* [Dataset rows for apps and sites]
--- --- ---

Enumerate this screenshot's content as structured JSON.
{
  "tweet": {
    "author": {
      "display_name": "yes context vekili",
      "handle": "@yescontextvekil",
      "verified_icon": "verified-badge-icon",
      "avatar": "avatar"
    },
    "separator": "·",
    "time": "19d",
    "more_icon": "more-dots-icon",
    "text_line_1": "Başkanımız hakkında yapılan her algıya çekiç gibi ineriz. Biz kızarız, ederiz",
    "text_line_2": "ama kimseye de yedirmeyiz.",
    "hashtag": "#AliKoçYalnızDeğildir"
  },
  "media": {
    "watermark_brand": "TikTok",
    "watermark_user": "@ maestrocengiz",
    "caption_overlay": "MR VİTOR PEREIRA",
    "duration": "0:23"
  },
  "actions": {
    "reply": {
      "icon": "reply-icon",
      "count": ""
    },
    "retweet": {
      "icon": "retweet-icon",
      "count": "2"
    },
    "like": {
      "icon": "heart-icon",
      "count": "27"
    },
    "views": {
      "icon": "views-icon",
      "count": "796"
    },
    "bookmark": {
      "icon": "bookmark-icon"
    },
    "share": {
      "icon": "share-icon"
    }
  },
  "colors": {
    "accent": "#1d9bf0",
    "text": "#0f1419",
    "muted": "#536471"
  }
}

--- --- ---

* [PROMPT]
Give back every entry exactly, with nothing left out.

* [ANSWER AREA]
Enumerate this screenshot's content as structured JSON.
{
  "tweet": {
    "author": {
      "display_name": "yes context vekili",
      "handle": "@yescontextvekil",
      "verified_icon": "verified-badge-icon",
      "avatar": "avatar"
    },
    "separator": "·",
    "time": "19d",
    "more_icon": "more-dots-icon",
    "text_line_1": "Başkanımız hakkında yapılan her algıya çekiç gibi ineriz. Biz kızarız, ederiz",
    "text_line_2": "ama kimseye de yedirmeyiz.",
    "hashtag": "#AliKoçYalnızDeğildir"
  },
  "media": {
    "watermark_brand": "TikTok",
    "watermark_user": "@ maestrocengiz",
    "caption_overlay": "MR VİTOR PEREIRA",
    "duration": "0:23"
  },
  "actions": {
    "reply": {
      "icon": "reply-icon",
      "count": ""
    },
    "retweet": {
      "icon": "retweet-icon",
      "count": "2"
    },
    "like": {
      "icon": "heart-icon",
      "count": "27"
    },
    "views": {
      "icon": "views-icon",
      "count": "796"
    },
    "bookmark": {
      "icon": "bookmark-icon"
    },
    "share": {
      "icon": "share-icon"
    }
  },
  "colors": {
    "accent": "#1d9bf0",
    "text": "#0f1419",
    "muted": "#536471"
  }
}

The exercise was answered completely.